2. EAT BUGS FOR MONEY! - In this game show, which IIRC was named by Dave Barry, the contestants would be asked to eat huge, hideous insects for cash and prizes.

It would work like this; three contestants, carefully screened to ensure you don’t get any nuts who actually enjoy eating bugs, would be presented with a series of filthy, disgusting bugs, working from small routine bugs (flies, maggots, small spiders) to really awful bugs like those giant insects they have in South America. Each contestant would be given a pool of $1 million to work from and would have to “bid” on the amount of money they’d be willing to eat the bug for. The bids, however, must always add up to $1 million, so whatever you have left during your last bid is automatically your bet. The LOWEST bid would then have to eat the bug and would be paid their bid. The contestants therefore have to balance their bids; do you big high early on so you can have the lowest bid when they bring out the humongous bugs, or do you bet low and just take a little money and avoid eating the giant beetle?
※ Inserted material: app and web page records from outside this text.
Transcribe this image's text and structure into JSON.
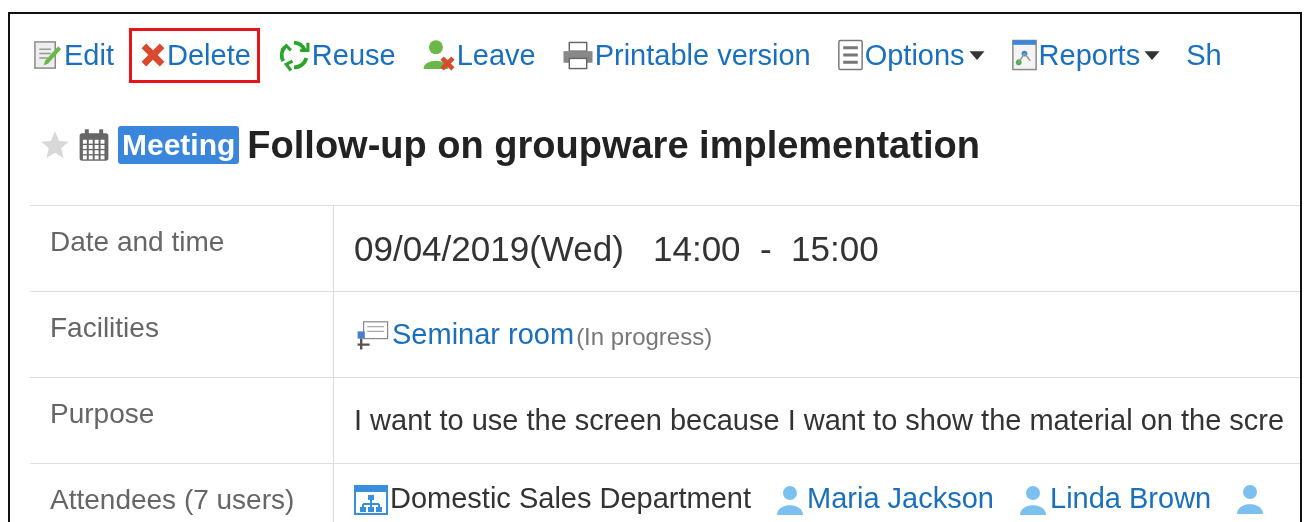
{
  "toolbar": [
    {
      "kind": "edit",
      "label": "Edit",
      "highlighted": false,
      "dropdown": false
    },
    {
      "kind": "delete",
      "label": "Delete",
      "highlighted": true,
      "dropdown": false
    },
    {
      "kind": "reuse",
      "label": "Reuse",
      "highlighted": false,
      "dropdown": false
    },
    {
      "kind": "leave",
      "label": "Leave",
      "highlighted": false,
      "dropdown": false
    },
    {
      "kind": "print",
      "label": "Printable version",
      "highlighted": false,
      "dropdown": false
    },
    {
      "kind": "options",
      "label": "Options",
      "highlighted": false,
      "dropdown": true
    },
    {
      "kind": "reports",
      "label": "Reports",
      "highlighted": false,
      "dropdown": true
    },
    {
      "kind": "plain",
      "label": "Sh",
      "highlighted": false,
      "dropdown": false
    }
  ],
  "event": {
    "starred": false,
    "tag": "Meeting",
    "title": "Follow-up on groupware implementation"
  },
  "details": [
    {
      "kind": "datetime",
      "label": "Date and time",
      "date": "09/04/2019(Wed)",
      "start": "14:00",
      "separator": "-",
      "end": "15:00"
    },
    {
      "kind": "facility",
      "label": "Facilities",
      "link": "Seminar room",
      "status": "(In progress)"
    },
    {
      "kind": "text",
      "label": "Purpose",
      "text": "I want to use the screen because I want to show the material on the scre"
    },
    {
      "kind": "attendees",
      "label": "Attendees (7 users)",
      "entries": [
        {
          "kind": "group",
          "name": "Domestic Sales Department"
        },
        {
          "kind": "user",
          "name": "Maria Jackson"
        },
        {
          "kind": "user",
          "name": "Linda Brown"
        },
        {
          "kind": "user"
        }
      ]
    }
  ]
}
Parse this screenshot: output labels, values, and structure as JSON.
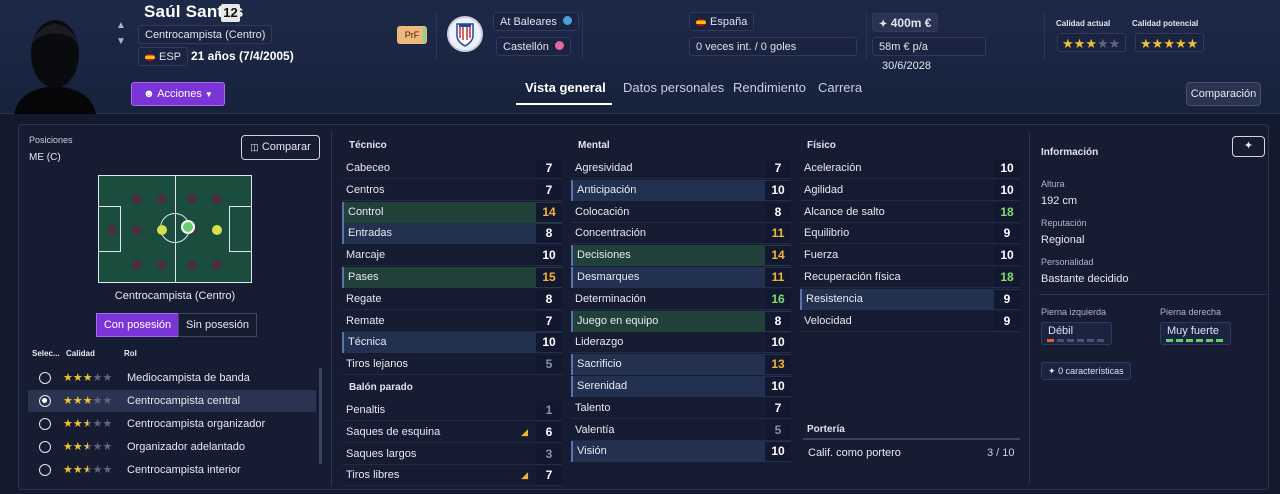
{
  "player": {
    "name": "Saúl Santos",
    "number": "12",
    "position": "Centrocampista (Centro)",
    "nationality_code": "ESP",
    "age": "21 años (7/4/2005)",
    "personality_tag": "PrF"
  },
  "club": {
    "region": "At Baleares",
    "city": "Castellón"
  },
  "country": {
    "name": "España",
    "caps": "0 veces int. / 0 goles"
  },
  "contract": {
    "value": "400m €",
    "wage": "58m € p/a",
    "expires": "30/6/2028"
  },
  "ability": {
    "current_label": "Calidad actual",
    "current_stars": 3,
    "potential_label": "Calidad potencial",
    "potential_stars": 5
  },
  "actions_label": "Acciones",
  "tabs": [
    "Vista general",
    "Datos personales",
    "Rendimiento",
    "Carrera"
  ],
  "compare_label": "Comparación",
  "left": {
    "positions_label": "Posiciones",
    "positions_value": "ME (C)",
    "compare_button": "Comparar",
    "pitch_caption": "Centrocampista (Centro)",
    "seg_on": "Con posesión",
    "seg_off": "Sin posesión",
    "hdr_select": "Selec...",
    "hdr_quality": "Calidad",
    "hdr_role": "Rol",
    "roles": [
      {
        "name": "Mediocampista de banda",
        "stars": 3,
        "selected": false
      },
      {
        "name": "Centrocampista central",
        "stars": 3,
        "selected": true
      },
      {
        "name": "Centrocampista organizador",
        "stars": 2.5,
        "selected": false
      },
      {
        "name": "Organizador adelantado",
        "stars": 2.5,
        "selected": false
      },
      {
        "name": "Centrocampista interior",
        "stars": 2.5,
        "selected": false
      }
    ]
  },
  "technical": {
    "title": "Técnico",
    "items": [
      {
        "name": "Cabeceo",
        "value": "7",
        "hl": "",
        "color": "#ffffff"
      },
      {
        "name": "Centros",
        "value": "7",
        "hl": "",
        "color": "#ffffff"
      },
      {
        "name": "Control",
        "value": "14",
        "hl": "green",
        "color": "#f5b731"
      },
      {
        "name": "Entradas",
        "value": "8",
        "hl": "blue",
        "color": "#ffffff"
      },
      {
        "name": "Marcaje",
        "value": "10",
        "hl": "",
        "color": "#ffffff"
      },
      {
        "name": "Pases",
        "value": "15",
        "hl": "green",
        "color": "#f5b731"
      },
      {
        "name": "Regate",
        "value": "8",
        "hl": "",
        "color": "#ffffff"
      },
      {
        "name": "Remate",
        "value": "7",
        "hl": "",
        "color": "#ffffff"
      },
      {
        "name": "Técnica",
        "value": "10",
        "hl": "blue",
        "color": "#ffffff"
      },
      {
        "name": "Tiros lejanos",
        "value": "5",
        "hl": "",
        "color": "#8a93aa"
      }
    ]
  },
  "set_pieces": {
    "title": "Balón parado",
    "items": [
      {
        "name": "Penaltis",
        "value": "1",
        "color": "#8a93aa",
        "arrow": false
      },
      {
        "name": "Saques de esquina",
        "value": "6",
        "color": "#ffffff",
        "arrow": true
      },
      {
        "name": "Saques largos",
        "value": "3",
        "color": "#8a93aa",
        "arrow": false
      },
      {
        "name": "Tiros libres",
        "value": "7",
        "color": "#ffffff",
        "arrow": true
      }
    ]
  },
  "mental": {
    "title": "Mental",
    "items": [
      {
        "name": "Agresividad",
        "value": "7",
        "hl": "",
        "color": "#ffffff"
      },
      {
        "name": "Anticipación",
        "value": "10",
        "hl": "blue",
        "color": "#ffffff"
      },
      {
        "name": "Colocación",
        "value": "8",
        "hl": "",
        "color": "#ffffff"
      },
      {
        "name": "Concentración",
        "value": "11",
        "hl": "",
        "color": "#f5b731"
      },
      {
        "name": "Decisiones",
        "value": "14",
        "hl": "green",
        "color": "#f5b731"
      },
      {
        "name": "Desmarques",
        "value": "11",
        "hl": "blue",
        "color": "#f5b731"
      },
      {
        "name": "Determinación",
        "value": "16",
        "hl": "",
        "color": "#7fe06a"
      },
      {
        "name": "Juego en equipo",
        "value": "8",
        "hl": "green",
        "color": "#ffffff"
      },
      {
        "name": "Liderazgo",
        "value": "10",
        "hl": "",
        "color": "#ffffff"
      },
      {
        "name": "Sacrificio",
        "value": "13",
        "hl": "blue",
        "color": "#f5b731"
      },
      {
        "name": "Serenidad",
        "value": "10",
        "hl": "blue",
        "color": "#ffffff"
      },
      {
        "name": "Talento",
        "value": "7",
        "hl": "",
        "color": "#ffffff"
      },
      {
        "name": "Valentía",
        "value": "5",
        "hl": "",
        "color": "#8a93aa"
      },
      {
        "name": "Visión",
        "value": "10",
        "hl": "blue",
        "color": "#ffffff"
      }
    ]
  },
  "physical": {
    "title": "Físico",
    "items": [
      {
        "name": "Aceleración",
        "value": "10",
        "hl": "",
        "color": "#ffffff"
      },
      {
        "name": "Agilidad",
        "value": "10",
        "hl": "",
        "color": "#ffffff"
      },
      {
        "name": "Alcance de salto",
        "value": "18",
        "hl": "",
        "color": "#7fe06a"
      },
      {
        "name": "Equilibrio",
        "value": "9",
        "hl": "",
        "color": "#ffffff"
      },
      {
        "name": "Fuerza",
        "value": "10",
        "hl": "",
        "color": "#ffffff"
      },
      {
        "name": "Recuperación física",
        "value": "18",
        "hl": "",
        "color": "#7fe06a"
      },
      {
        "name": "Resistencia",
        "value": "9",
        "hl": "blue",
        "color": "#ffffff"
      },
      {
        "name": "Velocidad",
        "value": "9",
        "hl": "",
        "color": "#ffffff"
      }
    ]
  },
  "goalkeeping": {
    "title": "Portería",
    "label": "Calif. como portero",
    "value": "3 / 10"
  },
  "info": {
    "title": "Información",
    "height_label": "Altura",
    "height": "192 cm",
    "reputation_label": "Reputación",
    "reputation": "Regional",
    "personality_label": "Personalidad",
    "personality": "Bastante decidido",
    "left_foot_label": "Pierna izquierda",
    "left_foot": "Débil",
    "left_foot_level": 1,
    "right_foot_label": "Pierna derecha",
    "right_foot": "Muy fuerte",
    "right_foot_level": 6,
    "traits": "0 características"
  }
}
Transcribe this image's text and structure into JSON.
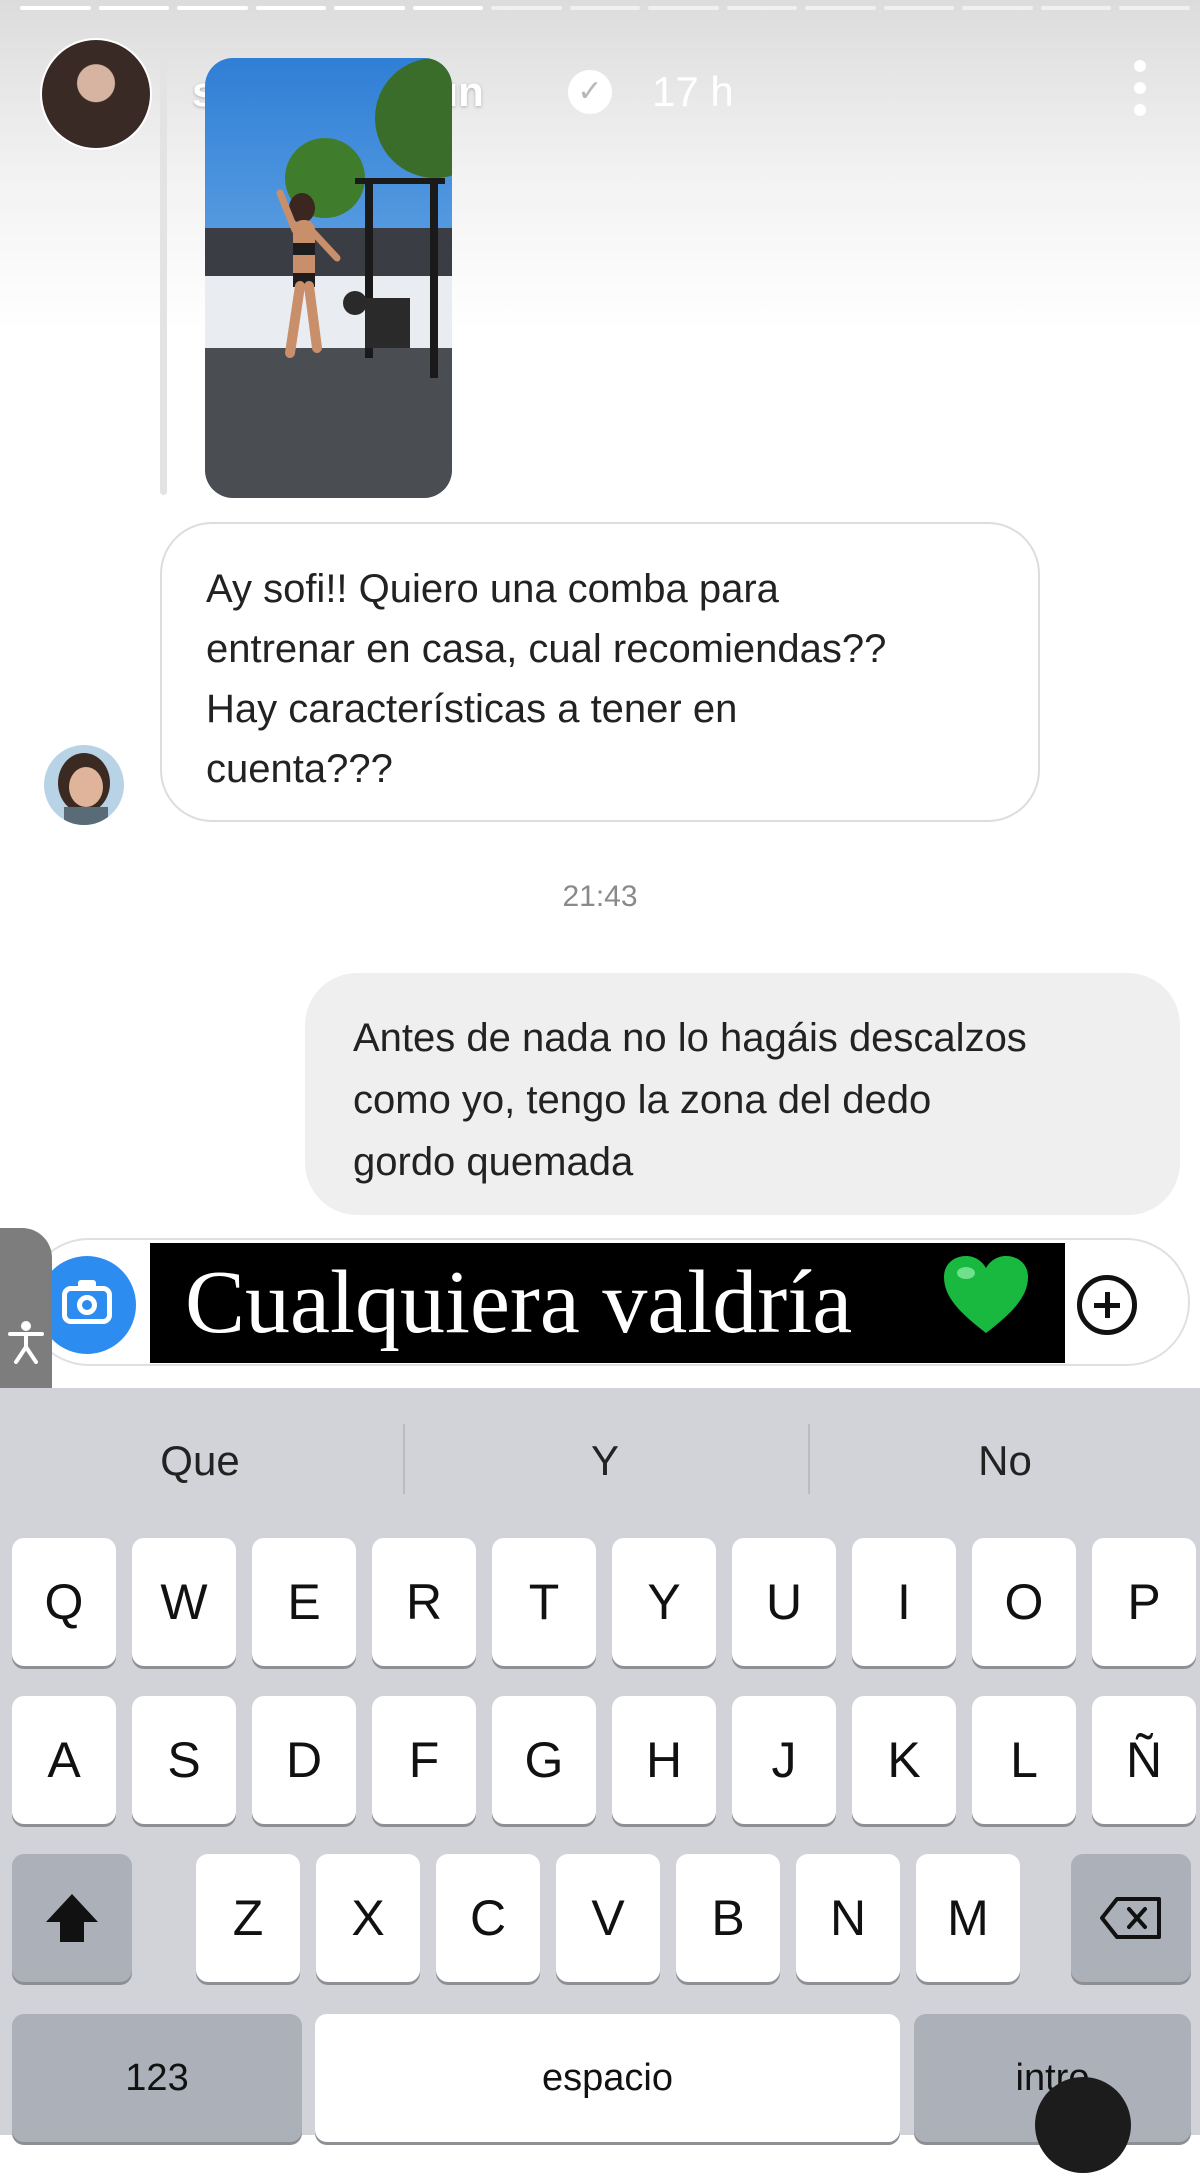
{
  "story": {
    "username": "sofia_suescun",
    "time_ago": "17 h",
    "progress_done": 6,
    "progress_total": 15
  },
  "icons": [
    "verified-icon",
    "more-icon",
    "camera-icon",
    "green-heart-icon",
    "plus-icon",
    "accessibility-icon",
    "shift-icon",
    "backspace-icon",
    "dictation-icon"
  ],
  "conversation": {
    "incoming_text": "Ay sofi!! Quiero una comba para\nentrenar en casa, cual recomiendas??\nHay características a tener en\ncuenta???",
    "timestamp": "21:43",
    "outgoing_text": "Antes de nada no lo hagáis descalzos\ncomo yo, tengo la zona del dedo\ngordo quemada"
  },
  "composer": {
    "overlay_text": "Cualquiera valdría",
    "heart_color": "#19b83f",
    "camera_color": "#2d8cf0"
  },
  "keyboard": {
    "suggestions": [
      "Que",
      "Y",
      "No"
    ],
    "row1": [
      "Q",
      "W",
      "E",
      "R",
      "T",
      "Y",
      "U",
      "I",
      "O",
      "P"
    ],
    "row2": [
      "A",
      "S",
      "D",
      "F",
      "G",
      "H",
      "J",
      "K",
      "L",
      "Ñ"
    ],
    "row3": [
      "Z",
      "X",
      "C",
      "V",
      "B",
      "N",
      "M"
    ],
    "numbers_label": "123",
    "space_label": "espacio",
    "return_label": "intro"
  }
}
At various points during the contest, contestants would be asked a variety of trivia questions to earn advantages during the game (“Okay, Cindy, if you can tell us who the President of France was during World War One, we’ll coat your praying mantis in chocolate before you eat it.”) If you refuse to eat a bug, you lose your winnings and you have to give all your worldly possessions to the other contestants.

At the end of the game, the player with the most total money gets all the money, a new car, and some mouthwash; the losers only get 10% of their winnings. And some mouthwash.

  1. AMATEUR CROCODILE HUNTER - In Amateur Crocodile Hunter, the object of the game is to survive a set amount of time in a cage or pen with an extremely dangerous animal.

Contestants would be offered two choices, each presenting a different degree of risk, but with the riskier one offering more money. (e.g. “Okay, Bill, do you want to spend five minutes in a fifty-foot pen with a gigantic polar bear for $100,000, or ten minutes in a ten-foot cage with a king cobra for $250,000?”) The contestant would then attempt to answer three trivia questions in ascending difficulty; every right answer gives the contestant some advantage over the animal, e.g. thick leather knee-high boots for dealing with the cobra, or an aluminum baseball bat to try to fend off the big hungry panther.

If you survive the set period of time with the animal, you win the entire pot. If you don’t, 10% of the pot is paid to your family.